THE PROBLEM:
Scan the records below. Copy every line in which the word "JSON" appears.

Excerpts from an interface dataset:
********

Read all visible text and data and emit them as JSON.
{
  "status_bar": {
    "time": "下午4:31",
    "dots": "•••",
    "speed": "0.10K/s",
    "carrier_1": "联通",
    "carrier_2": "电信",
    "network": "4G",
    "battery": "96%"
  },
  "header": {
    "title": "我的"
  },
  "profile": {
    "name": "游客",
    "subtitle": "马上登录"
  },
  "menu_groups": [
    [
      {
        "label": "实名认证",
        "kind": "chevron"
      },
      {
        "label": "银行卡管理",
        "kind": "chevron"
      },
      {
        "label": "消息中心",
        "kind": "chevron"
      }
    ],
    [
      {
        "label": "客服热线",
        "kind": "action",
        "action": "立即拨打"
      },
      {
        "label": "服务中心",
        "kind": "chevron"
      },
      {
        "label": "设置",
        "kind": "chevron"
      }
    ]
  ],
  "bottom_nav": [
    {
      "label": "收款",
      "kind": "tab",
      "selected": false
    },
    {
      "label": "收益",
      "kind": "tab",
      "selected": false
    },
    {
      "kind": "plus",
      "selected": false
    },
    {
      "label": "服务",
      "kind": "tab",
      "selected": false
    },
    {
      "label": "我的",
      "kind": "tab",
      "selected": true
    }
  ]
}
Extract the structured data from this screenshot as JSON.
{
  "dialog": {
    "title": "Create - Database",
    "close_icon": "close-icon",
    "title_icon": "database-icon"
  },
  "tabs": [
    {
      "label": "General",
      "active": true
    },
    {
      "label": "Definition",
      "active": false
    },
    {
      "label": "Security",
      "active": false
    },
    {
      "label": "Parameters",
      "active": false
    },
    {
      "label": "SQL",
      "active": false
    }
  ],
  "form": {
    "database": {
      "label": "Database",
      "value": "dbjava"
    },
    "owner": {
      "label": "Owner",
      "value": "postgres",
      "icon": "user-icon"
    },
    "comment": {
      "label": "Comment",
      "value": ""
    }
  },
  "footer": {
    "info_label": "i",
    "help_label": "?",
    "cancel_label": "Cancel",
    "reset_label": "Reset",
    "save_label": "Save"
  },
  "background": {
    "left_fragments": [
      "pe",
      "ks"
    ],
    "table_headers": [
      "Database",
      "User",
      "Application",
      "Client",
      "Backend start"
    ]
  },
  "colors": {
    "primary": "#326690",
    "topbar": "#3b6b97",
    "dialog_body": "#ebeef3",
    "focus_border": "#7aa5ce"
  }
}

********

FINAL ANSWER:
Read all visible text and data and emit them as JSON.
Extract the structured data from this screenshot as JSON.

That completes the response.